It’s October, and Breast Cancer Awareness Month. And as a survivor, I have a lot to say about it.
I was in my thirties when I realized I was genetically disposed to this disease. My mother had it, and she had taken massive hormones to give birth to me. At 33, I asked my doctor for a mammogram, but I was told: I wasn’t old enough—not just for the x-ray, not to get Breast Cancer.
The doctor told me to palpate my breasts every month instead to find any unwanted visitors in them. (Rough translation: I had to rub my hand in circles over my breast with one arm over my head).
It was too scary. I went back to the doctor and every three months, he did the heavy lifting for me.
One day, with his hand on my right breast, he said: “Oh.” Terror. That’s the word that will cover the rest of this. That’s immediately what I felt.
Terror: A needle biopsy that found a benign cyst on top of a malignancy. I told myself the cyst had come to help me—after all, it was what the doctor noticed while the tumor was too small, but young like me, and in good shape.
Terror: One scan before surgery. I tried to talk to the nurses so they would tell me that I was okay. They can’t do that.
Terror: The biopsy results. Setting up surgery and radiation. Being in my thirties and thankful that there was no chemo.
Terror: A new chemo is developed that’s not yet FDA approved but looks like a sure fire cure, which sounds so sweet compared to “remission.”
Terror: Things did not go as well for two of my girlfriends, Bessie and Sigrid, who were diagnosed when I was. Neither of them would survive.
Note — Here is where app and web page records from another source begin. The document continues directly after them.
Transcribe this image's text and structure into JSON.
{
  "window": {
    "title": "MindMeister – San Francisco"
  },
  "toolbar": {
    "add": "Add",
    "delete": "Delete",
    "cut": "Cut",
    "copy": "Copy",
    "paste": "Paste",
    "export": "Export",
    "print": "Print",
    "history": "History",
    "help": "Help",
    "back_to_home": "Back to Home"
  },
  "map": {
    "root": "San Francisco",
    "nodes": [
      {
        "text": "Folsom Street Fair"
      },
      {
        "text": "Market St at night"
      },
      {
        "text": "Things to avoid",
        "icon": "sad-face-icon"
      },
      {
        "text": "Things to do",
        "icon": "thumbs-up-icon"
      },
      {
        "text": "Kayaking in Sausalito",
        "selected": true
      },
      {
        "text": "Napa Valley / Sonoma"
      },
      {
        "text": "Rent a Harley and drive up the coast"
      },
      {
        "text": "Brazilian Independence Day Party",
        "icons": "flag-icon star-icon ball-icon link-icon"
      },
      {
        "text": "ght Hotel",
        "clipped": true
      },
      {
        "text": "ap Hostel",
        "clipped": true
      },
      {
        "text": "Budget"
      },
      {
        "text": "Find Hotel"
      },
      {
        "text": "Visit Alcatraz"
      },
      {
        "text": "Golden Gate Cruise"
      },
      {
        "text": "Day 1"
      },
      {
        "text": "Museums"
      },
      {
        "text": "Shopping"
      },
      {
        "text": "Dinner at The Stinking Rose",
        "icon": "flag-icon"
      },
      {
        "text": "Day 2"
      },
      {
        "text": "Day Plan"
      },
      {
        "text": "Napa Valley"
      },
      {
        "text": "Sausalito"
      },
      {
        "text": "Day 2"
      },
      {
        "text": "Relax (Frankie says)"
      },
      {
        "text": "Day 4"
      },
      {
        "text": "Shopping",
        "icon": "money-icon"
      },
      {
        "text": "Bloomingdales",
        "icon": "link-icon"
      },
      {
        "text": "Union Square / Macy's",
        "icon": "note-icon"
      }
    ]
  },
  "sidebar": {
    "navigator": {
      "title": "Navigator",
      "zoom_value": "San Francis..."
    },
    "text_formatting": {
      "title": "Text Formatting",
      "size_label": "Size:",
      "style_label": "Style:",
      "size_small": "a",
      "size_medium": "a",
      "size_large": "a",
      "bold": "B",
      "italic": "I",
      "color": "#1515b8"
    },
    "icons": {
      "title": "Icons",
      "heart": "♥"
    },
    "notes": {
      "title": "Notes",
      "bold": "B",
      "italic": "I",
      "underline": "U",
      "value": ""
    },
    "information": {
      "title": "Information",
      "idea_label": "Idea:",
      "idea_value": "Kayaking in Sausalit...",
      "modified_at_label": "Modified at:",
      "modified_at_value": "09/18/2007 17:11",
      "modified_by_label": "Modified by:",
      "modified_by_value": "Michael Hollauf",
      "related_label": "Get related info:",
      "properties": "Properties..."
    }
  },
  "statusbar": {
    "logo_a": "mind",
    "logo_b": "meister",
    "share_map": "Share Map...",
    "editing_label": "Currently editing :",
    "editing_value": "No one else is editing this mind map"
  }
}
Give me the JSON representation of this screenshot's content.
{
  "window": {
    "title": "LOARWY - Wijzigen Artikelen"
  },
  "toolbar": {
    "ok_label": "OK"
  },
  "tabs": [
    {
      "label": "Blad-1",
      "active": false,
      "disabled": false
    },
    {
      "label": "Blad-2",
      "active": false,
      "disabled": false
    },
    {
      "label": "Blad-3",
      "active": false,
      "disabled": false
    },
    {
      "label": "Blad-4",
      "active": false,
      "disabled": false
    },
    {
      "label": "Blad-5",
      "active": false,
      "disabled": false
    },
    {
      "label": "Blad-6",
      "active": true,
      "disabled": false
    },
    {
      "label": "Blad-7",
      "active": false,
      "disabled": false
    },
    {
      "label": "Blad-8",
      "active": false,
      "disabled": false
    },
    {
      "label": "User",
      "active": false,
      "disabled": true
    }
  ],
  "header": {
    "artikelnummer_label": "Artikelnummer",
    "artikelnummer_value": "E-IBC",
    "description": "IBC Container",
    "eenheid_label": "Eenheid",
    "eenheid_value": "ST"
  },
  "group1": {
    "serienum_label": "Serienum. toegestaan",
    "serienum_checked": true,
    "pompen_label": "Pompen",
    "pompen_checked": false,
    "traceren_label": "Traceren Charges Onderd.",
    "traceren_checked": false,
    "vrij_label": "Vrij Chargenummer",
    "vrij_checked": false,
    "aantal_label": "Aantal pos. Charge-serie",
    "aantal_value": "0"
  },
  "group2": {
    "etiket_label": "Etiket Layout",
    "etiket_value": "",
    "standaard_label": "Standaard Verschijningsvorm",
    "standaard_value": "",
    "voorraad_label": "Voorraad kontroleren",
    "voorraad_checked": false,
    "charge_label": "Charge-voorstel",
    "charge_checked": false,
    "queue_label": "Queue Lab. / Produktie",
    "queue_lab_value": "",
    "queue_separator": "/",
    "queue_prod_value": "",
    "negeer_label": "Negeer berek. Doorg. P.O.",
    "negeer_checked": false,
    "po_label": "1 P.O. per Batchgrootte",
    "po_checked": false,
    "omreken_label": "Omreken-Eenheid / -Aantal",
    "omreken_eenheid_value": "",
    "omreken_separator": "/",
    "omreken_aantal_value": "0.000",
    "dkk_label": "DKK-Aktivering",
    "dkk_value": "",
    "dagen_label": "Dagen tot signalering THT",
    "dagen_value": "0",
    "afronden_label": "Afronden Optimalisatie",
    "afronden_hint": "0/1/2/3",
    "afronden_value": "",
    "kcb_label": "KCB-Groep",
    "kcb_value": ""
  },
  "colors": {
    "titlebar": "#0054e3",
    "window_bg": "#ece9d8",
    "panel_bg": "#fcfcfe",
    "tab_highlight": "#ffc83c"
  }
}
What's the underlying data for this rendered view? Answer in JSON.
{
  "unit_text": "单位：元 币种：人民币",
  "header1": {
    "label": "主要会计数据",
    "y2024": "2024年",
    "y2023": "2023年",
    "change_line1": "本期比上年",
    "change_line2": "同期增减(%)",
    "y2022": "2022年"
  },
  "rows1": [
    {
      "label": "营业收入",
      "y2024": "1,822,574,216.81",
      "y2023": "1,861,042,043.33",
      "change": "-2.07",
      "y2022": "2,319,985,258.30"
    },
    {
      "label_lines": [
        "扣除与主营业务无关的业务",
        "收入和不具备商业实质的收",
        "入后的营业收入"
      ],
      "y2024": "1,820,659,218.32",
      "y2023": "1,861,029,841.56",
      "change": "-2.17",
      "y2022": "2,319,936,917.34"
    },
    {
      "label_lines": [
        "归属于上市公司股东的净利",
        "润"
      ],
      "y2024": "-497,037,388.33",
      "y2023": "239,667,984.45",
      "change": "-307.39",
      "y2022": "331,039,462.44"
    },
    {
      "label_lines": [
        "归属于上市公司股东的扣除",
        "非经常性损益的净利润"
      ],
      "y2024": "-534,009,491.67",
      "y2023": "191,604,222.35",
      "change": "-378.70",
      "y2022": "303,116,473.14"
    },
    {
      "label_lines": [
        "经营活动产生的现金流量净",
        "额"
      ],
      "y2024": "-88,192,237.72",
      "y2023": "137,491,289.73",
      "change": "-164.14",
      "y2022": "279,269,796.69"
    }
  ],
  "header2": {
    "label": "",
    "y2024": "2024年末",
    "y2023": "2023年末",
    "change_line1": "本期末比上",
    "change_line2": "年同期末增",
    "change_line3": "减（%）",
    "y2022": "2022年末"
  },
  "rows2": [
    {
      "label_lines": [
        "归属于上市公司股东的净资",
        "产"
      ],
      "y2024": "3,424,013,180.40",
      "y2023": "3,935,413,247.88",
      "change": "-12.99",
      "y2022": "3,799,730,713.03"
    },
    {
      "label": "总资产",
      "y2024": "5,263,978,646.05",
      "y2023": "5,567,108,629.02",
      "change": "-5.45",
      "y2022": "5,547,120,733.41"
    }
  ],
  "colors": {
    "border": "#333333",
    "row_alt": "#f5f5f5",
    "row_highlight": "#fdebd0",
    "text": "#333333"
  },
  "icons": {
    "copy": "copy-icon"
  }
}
When I lost them, terror turned to something I cannot describe—but trust me, terror was better. I went to the funerals. I found a way to cry for them every day. But I was lost. The world felt like the wrong planet for me. Then a friend suggested I go to a Writer’s Bootcamp that changed my life.
I starting writing about the terror and worse. I wrote a piece, “Life and Death: The Vaudeville Show,” for my class. Los Angeles Theater Center (LATC) went on to produce it. We had a full band, and two characters, you can guess who they were—and we toured Cuba as part of an event dedicated to stories of death, where the audiences stood and hollered after every performance. The stage had open flames at the edge instead of lights. I wondered if the cheering was because I had not caught fire during “Live and Let Live” my solo in the show.
On the flight home, I envisioned a musical about women who had died of breast cancer and were sent to a nightclub in the sky. “club termina” was my chance to honor Sigrid and Bessie with characters who performed their stories. The piece was full of humor, dotted with bawdy musical numbers. There’s no other way to get through it, in my mind. But still every night, somebody left the theatre barely containing their sobs as they ran out.
Before that diagnosis, before the terror, before what was worse, I thought I wanted to be an actress. I had come to Los Angeles to find my way to the stage, to the screen—but then cancer showed me the power of shared stories, the power of what I had survived, the power of talking about something so many of us struggle with in silence.
My diagnosis spun my entire life around. And “club termina” led me to all that came next—to co-founding a theatre company and writing and producing plays that expanded the canon of stories that women could see, hear, and tell; to feminist documentaries and essays and webseries; to The Road Not Taken, and to learning to walk it in my own life.
I have been telling stories—the stories I lived and the stories I longed for—ever since. Because life is too short not to.